Smooth the clay over the end of the handle. If you can feel air bubbles between the handle and the wand, poke some pin holes and press it to work the air out of the handle. Then smooth out the pin holes to remove them.
Use a craft knife to make an even cut all the way around the non-end handle edge. Carefully taper this end of the handle so that there is little or no seam between the wood and the handle.
Step 10: Optional: Adding a Gem
This wand had a gem embedded in the end. This is a small cabochon gem made like the Faux Gemstones discussed in my blog and on an Instructable. Any polished stone that can be baked will work though. Plastic gems get warped and cloudy so avoid using them.
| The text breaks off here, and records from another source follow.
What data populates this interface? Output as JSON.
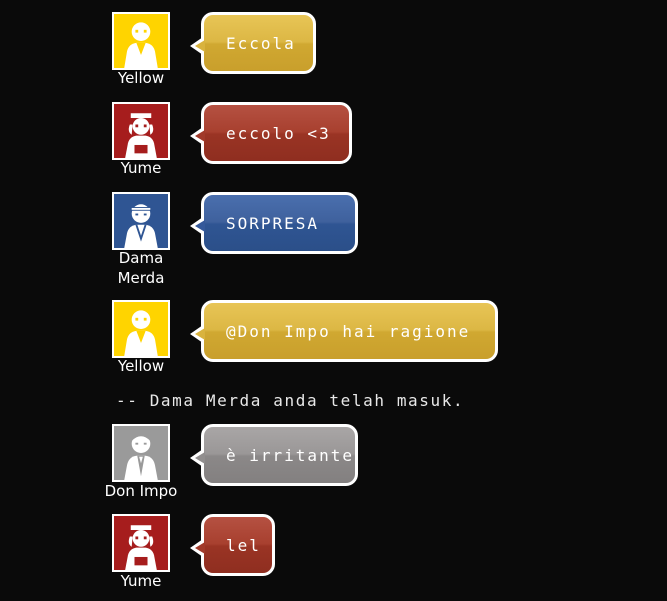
{
  "messages": [
    {
      "user": "Yellow",
      "text": "Eccola",
      "avatar_icon": "user-female-icon",
      "color": "#ffd400"
    },
    {
      "user": "Yume",
      "text": "eccolo <3",
      "avatar_icon": "nurse-icon",
      "color": "#a61d1d"
    },
    {
      "user": "Dama Merda",
      "text": "SORPRESA",
      "avatar_icon": "karate-icon",
      "color": "#2f5593"
    },
    {
      "user": "Yellow",
      "text": "@Don Impo hai ragione",
      "avatar_icon": "user-female-icon",
      "color": "#ffd400"
    },
    {
      "user": "Don Impo",
      "text": "è irritante",
      "avatar_icon": "man-suit-icon",
      "color": "#9a9a9a"
    },
    {
      "user": "Yume",
      "text": "lel",
      "avatar_icon": "nurse-icon",
      "color": "#a61d1d"
    }
  ],
  "system_message": "-- Dama Merda anda telah masuk."
}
To embed the stone, I wrapped all but the visible side of the gem in clay and added it to the end. Then I added an embellishment layer of clay to cover the seam.
Step 11: Embellishment
Add layers of clay and whatever textures or design elements you want now. This is completely up to you.
I added another layer of clay on the non-gem end of the handle for symmetry. Then I added texture using my own knotwork wedding ring and the end of a chopstick.
Some people liked to hold this in their hand and "squish" it a bit, making their own hand imprint in the wand to create a perfect fit.
Step 12: Baking
Once you are satisfied with your handle, it gets baked. It is important to note that, yes, I have said to put wood into the oven. The flashpoint of wood is well above the baking temperature of polymer clay so it can be carefully baked. If concerned, select the type of clay that bakes at the lowest temperature you can find. Just do not leave the oven unattended and do not leave it any longer than necessary. Ok, I have given my safety rant so now you can bake it at your own risk.
Place the wand, wood side down into a glass bowl or cup that is deemed ovenworthy. Pour in some sand, gravel, or pebbles to keep the handle wand from flopping out. Place this on an ovensafe glass pan. Polymer clay is meant to bake on glass and using metal might cause more heat to be transferred than you will want so use glass, just like the package says.
Bake as directed on the packaging of your clay.
Step 13: Finishing
Once it has cooled, stain or paint the wood on your wand. When the stain is dry, seal it and make it shiny using furniture paste wax or varnish, following package instructions.
You now have a unique wizard wand. Just like magic!